## Activity
Each entry needs to be repeated exactly, with nothing added or removed.

## Task inputs
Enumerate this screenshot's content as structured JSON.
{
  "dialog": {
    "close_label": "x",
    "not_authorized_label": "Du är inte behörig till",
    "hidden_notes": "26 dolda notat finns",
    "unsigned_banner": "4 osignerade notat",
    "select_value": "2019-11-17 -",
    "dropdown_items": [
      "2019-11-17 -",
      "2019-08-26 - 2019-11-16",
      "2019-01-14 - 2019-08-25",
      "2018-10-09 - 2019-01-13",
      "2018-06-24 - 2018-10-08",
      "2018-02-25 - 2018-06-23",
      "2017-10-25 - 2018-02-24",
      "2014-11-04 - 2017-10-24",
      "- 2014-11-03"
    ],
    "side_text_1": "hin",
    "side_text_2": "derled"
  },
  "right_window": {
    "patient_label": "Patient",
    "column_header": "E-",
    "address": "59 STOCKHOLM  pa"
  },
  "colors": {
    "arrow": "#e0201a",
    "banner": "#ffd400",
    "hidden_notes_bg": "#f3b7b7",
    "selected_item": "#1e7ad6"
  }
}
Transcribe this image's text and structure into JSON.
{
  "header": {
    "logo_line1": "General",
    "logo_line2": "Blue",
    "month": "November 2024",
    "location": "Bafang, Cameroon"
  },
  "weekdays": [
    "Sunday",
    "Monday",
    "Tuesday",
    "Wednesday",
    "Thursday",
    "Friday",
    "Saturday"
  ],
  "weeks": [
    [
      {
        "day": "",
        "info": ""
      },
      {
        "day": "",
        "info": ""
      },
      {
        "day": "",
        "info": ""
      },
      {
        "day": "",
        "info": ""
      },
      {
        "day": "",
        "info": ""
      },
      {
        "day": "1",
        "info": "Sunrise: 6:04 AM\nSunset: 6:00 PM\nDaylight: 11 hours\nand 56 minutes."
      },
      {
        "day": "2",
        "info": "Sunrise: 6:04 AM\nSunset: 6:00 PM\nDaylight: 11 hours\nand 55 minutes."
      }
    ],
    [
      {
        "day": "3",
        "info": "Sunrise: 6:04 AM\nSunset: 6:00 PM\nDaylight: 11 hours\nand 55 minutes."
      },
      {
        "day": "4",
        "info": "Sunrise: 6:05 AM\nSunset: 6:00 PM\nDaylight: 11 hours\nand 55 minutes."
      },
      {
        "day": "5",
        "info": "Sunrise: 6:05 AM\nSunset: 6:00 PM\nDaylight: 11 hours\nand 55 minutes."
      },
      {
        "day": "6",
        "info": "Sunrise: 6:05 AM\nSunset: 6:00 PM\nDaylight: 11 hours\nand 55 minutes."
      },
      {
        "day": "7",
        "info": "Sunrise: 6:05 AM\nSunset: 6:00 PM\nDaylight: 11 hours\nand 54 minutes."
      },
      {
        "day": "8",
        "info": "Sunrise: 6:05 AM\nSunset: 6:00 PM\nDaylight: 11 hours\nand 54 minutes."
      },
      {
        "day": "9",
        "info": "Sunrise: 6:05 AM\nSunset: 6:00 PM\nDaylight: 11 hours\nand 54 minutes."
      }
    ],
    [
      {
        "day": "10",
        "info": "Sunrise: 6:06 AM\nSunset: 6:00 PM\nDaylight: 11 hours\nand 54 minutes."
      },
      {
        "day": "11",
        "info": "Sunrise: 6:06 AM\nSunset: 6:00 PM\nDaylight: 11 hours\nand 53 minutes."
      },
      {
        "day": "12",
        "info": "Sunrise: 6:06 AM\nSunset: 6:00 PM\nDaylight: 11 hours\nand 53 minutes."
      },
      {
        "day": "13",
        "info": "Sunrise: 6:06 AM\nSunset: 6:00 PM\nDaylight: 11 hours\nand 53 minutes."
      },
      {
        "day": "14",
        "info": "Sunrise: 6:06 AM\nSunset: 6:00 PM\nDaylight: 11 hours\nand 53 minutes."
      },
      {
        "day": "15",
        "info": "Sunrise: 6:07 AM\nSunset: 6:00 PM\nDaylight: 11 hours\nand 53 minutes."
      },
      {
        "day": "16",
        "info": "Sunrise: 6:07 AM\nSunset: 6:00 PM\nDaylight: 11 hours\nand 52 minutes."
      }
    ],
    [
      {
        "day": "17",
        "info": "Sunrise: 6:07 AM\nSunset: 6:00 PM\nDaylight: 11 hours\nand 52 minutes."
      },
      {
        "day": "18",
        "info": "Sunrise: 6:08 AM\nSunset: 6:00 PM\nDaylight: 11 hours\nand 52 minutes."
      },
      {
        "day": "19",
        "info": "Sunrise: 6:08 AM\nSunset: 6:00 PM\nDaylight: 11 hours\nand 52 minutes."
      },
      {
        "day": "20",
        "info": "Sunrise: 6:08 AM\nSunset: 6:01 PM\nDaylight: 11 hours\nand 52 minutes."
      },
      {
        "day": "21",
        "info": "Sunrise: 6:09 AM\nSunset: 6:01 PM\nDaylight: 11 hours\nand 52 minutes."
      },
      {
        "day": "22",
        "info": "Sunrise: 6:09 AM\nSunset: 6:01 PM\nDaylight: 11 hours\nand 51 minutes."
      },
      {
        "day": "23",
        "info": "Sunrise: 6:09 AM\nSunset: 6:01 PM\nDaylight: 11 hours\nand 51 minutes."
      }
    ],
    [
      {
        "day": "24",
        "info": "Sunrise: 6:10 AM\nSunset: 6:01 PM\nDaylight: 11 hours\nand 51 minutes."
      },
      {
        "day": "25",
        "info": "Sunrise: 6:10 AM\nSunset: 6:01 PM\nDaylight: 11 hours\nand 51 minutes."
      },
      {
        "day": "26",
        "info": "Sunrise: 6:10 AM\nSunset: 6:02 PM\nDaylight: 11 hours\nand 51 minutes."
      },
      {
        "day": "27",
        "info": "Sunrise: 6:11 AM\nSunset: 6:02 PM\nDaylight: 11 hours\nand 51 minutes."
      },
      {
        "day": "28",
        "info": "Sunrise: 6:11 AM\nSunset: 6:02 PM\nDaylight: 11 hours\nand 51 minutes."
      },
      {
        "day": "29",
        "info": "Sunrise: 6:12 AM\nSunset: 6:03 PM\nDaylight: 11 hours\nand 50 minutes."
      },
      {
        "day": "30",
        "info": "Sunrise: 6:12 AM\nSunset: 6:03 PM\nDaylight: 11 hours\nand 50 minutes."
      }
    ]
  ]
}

## Task answer
Enumerate this screenshot's content as structured JSON.
{
  "dialog": {
    "close_label": "x",
    "not_authorized_label": "Du är inte behörig till",
    "hidden_notes": "26 dolda notat finns",
    "unsigned_banner": "4 osignerade notat",
    "select_value": "2019-11-17 -",
    "dropdown_items": [
      "2019-11-17 -",
      "2019-08-26 - 2019-11-16",
      "2019-01-14 - 2019-08-25",
      "2018-10-09 - 2019-01-13",
      "2018-06-24 - 2018-10-08",
      "2018-02-25 - 2018-06-23",
      "2017-10-25 - 2018-02-24",
      "2014-11-04 - 2017-10-24",
      "- 2014-11-03"
    ],
    "side_text_1": "hin",
    "side_text_2": "derled"
  },
  "right_window": {
    "patient_label": "Patient",
    "column_header": "E-",
    "address": "59 STOCKHOLM  pa"
  },
  "colors": {
    "arrow": "#e0201a",
    "banner": "#ffd400",
    "hidden_notes_bg": "#f3b7b7",
    "selected_item": "#1e7ad6"
  }
}
Transcribe this image's text and structure into JSON.
{
  "header": {
    "logo_line1": "General",
    "logo_line2": "Blue",
    "month": "November 2024",
    "location": "Bafang, Cameroon"
  },
  "weekdays": [
    "Sunday",
    "Monday",
    "Tuesday",
    "Wednesday",
    "Thursday",
    "Friday",
    "Saturday"
  ],
  "weeks": [
    [
      {
        "day": "",
        "info": ""
      },
      {
        "day": "",
        "info": ""
      },
      {
        "day": "",
        "info": ""
      },
      {
        "day": "",
        "info": ""
      },
      {
        "day": "",
        "info": ""
      },
      {
        "day": "1",
        "info": "Sunrise: 6:04 AM\nSunset: 6:00 PM\nDaylight: 11 hours\nand 56 minutes."
      },
      {
        "day": "2",
        "info": "Sunrise: 6:04 AM\nSunset: 6:00 PM\nDaylight: 11 hours\nand 55 minutes."
      }
    ],
    [
      {
        "day": "3",
        "info": "Sunrise: 6:04 AM\nSunset: 6:00 PM\nDaylight: 11 hours\nand 55 minutes."
      },
      {
        "day": "4",
        "info": "Sunrise: 6:05 AM\nSunset: 6:00 PM\nDaylight: 11 hours\nand 55 minutes."
      },
      {
        "day": "5",
        "info": "Sunrise: 6:05 AM\nSunset: 6:00 PM\nDaylight: 11 hours\nand 55 minutes."
      },
      {
        "day": "6",
        "info": "Sunrise: 6:05 AM\nSunset: 6:00 PM\nDaylight: 11 hours\nand 55 minutes."
      },
      {
        "day": "7",
        "info": "Sunrise: 6:05 AM\nSunset: 6:00 PM\nDaylight: 11 hours\nand 54 minutes."
      },
      {
        "day": "8",
        "info": "Sunrise: 6:05 AM\nSunset: 6:00 PM\nDaylight: 11 hours\nand 54 minutes."
      },
      {
        "day": "9",
        "info": "Sunrise: 6:05 AM\nSunset: 6:00 PM\nDaylight: 11 hours\nand 54 minutes."
      }
    ],
    [
      {
        "day": "10",
        "info": "Sunrise: 6:06 AM\nSunset: 6:00 PM\nDaylight: 11 hours\nand 54 minutes."
      },
      {
        "day": "11",
        "info": "Sunrise: 6:06 AM\nSunset: 6:00 PM\nDaylight: 11 hours\nand 53 minutes."
      },
      {
        "day": "12",
        "info": "Sunrise: 6:06 AM\nSunset: 6:00 PM\nDaylight: 11 hours\nand 53 minutes."
      },
      {
        "day": "13",
        "info": "Sunrise: 6:06 AM\nSunset: 6:00 PM\nDaylight: 11 hours\nand 53 minutes."
      },
      {
        "day": "14",
        "info": "Sunrise: 6:06 AM\nSunset: 6:00 PM\nDaylight: 11 hours\nand 53 minutes."
      },
      {
        "day": "15",
        "info": "Sunrise: 6:07 AM\nSunset: 6:00 PM\nDaylight: 11 hours\nand 53 minutes."
      },
      {
        "day": "16",
        "info": "Sunrise: 6:07 AM\nSunset: 6:00 PM\nDaylight: 11 hours\nand 52 minutes."
      }
    ],
    [
      {
        "day": "17",
        "info": "Sunrise: 6:07 AM\nSunset: 6:00 PM\nDaylight: 11 hours\nand 52 minutes."
      },
      {
        "day": "18",
        "info": "Sunrise: 6:08 AM\nSunset: 6:00 PM\nDaylight: 11 hours\nand 52 minutes."
      },
      {
        "day": "19",
        "info": "Sunrise: 6:08 AM\nSunset: 6:00 PM\nDaylight: 11 hours\nand 52 minutes."
      },
      {
        "day": "20",
        "info": "Sunrise: 6:08 AM\nSunset: 6:01 PM\nDaylight: 11 hours\nand 52 minutes."
      },
      {
        "day": "21",
        "info": "Sunrise: 6:09 AM\nSunset: 6:01 PM\nDaylight: 11 hours\nand 52 minutes."
      },
      {
        "day": "22",
        "info": "Sunrise: 6:09 AM\nSunset: 6:01 PM\nDaylight: 11 hours\nand 51 minutes."
      },
      {
        "day": "23",
        "info": "Sunrise: 6:09 AM\nSunset: 6:01 PM\nDaylight: 11 hours\nand 51 minutes."
      }
    ],
    [
      {
        "day": "24",
        "info": "Sunrise: 6:10 AM\nSunset: 6:01 PM\nDaylight: 11 hours\nand 51 minutes."
      },
      {
        "day": "25",
        "info": "Sunrise: 6:10 AM\nSunset: 6:01 PM\nDaylight: 11 hours\nand 51 minutes."
      },
      {
        "day": "26",
        "info": "Sunrise: 6:10 AM\nSunset: 6:02 PM\nDaylight: 11 hours\nand 51 minutes."
      },
      {
        "day": "27",
        "info": "Sunrise: 6:11 AM\nSunset: 6:02 PM\nDaylight: 11 hours\nand 51 minutes."
      },
      {
        "day": "28",
        "info": "Sunrise: 6:11 AM\nSunset: 6:02 PM\nDaylight: 11 hours\nand 51 minutes."
      },
      {
        "day": "29",
        "info": "Sunrise: 6:12 AM\nSunset: 6:03 PM\nDaylight: 11 hours\nand 50 minutes."
      },
      {
        "day": "30",
        "info": "Sunrise: 6:12 AM\nSunset: 6:03 PM\nDaylight: 11 hours\nand 50 minutes."
      }
    ]
  ]
}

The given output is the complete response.